What if your boss doesn’t know this? You can help her see the benefits
of a flexible schedule without having to hide out under your desk when the conversation is over. Below, read four tips for making your case for flexibility — without the awkwardness.
1. Make a business case for flexibility.
Your boss might be concerned about flexibility’s potential to become a company time-thief, but you can assuage her fears by showing the benefits
the practice can offer
your workplace as a whole. Remind her that flexibility in your schedule will allow you to become more productive
because it will require you to take more ownership over your projects and shifting your mindset to be more results-oriented rather than focus purely on the hours you work. In other words, it will help you work smarter
, not harder. It will also push you to hone your communication
skills and help you handle a greater degree of autonomy in your work, all of which are crucial to develop if you plan to pursue future leadership
opportunities at your company. Your workplace, meanwhile, will benefit from this investment: it doubles as skill development and a retention
. If your boss wants to see the numbers, the statistics are in your favor: 67%
offer flexible scheduling and employees
who work from home
are 87% more likely to love their job.
2. Speak to the ways flexible scheduling will augment your specific strengths.
Consider the ways that flexible scheduling will encourage the development of strengths unique
. Are you a natural connector? Explain how flexible scheduling will challenge
you to find more and better ways to communicate with your team.
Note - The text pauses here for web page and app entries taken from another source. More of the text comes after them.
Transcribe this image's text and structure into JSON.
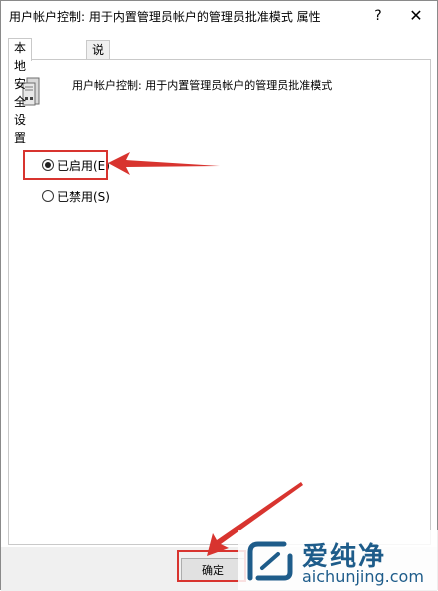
{
  "window": {
    "title": "用户帐户控制: 用于内置管理员帐户的管理员批准模式 属性",
    "help_label": "?",
    "close_label": "✕"
  },
  "tabs": [
    {
      "label": "本地安全设置",
      "active": true
    },
    {
      "label": "说明",
      "active": false
    }
  ],
  "policy": {
    "icon": "server-icon",
    "title": "用户帐户控制: 用于内置管理员帐户的管理员批准模式"
  },
  "options": [
    {
      "label": "已启用(E)",
      "checked": true
    },
    {
      "label": "已禁用(S)",
      "checked": false
    }
  ],
  "footer": {
    "ok_label": "确定"
  },
  "watermark": {
    "name": "爱纯净",
    "url": "aichunjing.com"
  },
  "colors": {
    "annotation_red": "#d8342f",
    "watermark_blue": "#1e5c8a"
  }
}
Do you introduce
new technologies to your office? Demonstrate how remote software can make your
company more effective. Finding ways to align your talents to aspects of flexible
work can help shift your boss from general concerns about flexible scheduling to
an understanding of why you are the right person to ask for it.
3. Anticipate the counterarguments.
Doing your research on the benefits of flexible work is important, but equally crucial is anticipating the different directions your conversation can take. Approach
as a dialogue — not a place to air grievances or list demands — and think ahead of time of the reasons your boss might hesitate to allow more flexibility. For example, if your boss worries that she might feel pressured to offer flexible work to everyone, including team members who could potentially abuse it, respond by speaking to her strengths, such as, “Actually, one of the things I respect
about your management
is your ability to identify individual team members’ strengths and guide us accordingly.” If versatility is actually a weakness, consider her other skills or values that honestly align with a vision for flexible scheduling.
4. Have a plan – and suggest a trial run.
, create a plan that demonstrates your ability to handle the responsibility of flexible work. The plan should show specific ways you will communicate with colleagues while offsite
or on a different shift. Additionally, consider offering to start with a 30-day trial period. Working together throughout the trial period will help give your boss more ownership while easing her into a more indefinite commitment. The temporary season can help you identify blind spots and may even allow the two of you to build out a flexible
policy for future employees
As the founder of Belle Detroit Creative Solutions, Carmen Dahlberg advances opportunities for working mothers by creating accessible, flexible jobs in the design ecosystem and promoting a culture of caregiving across American workplaces.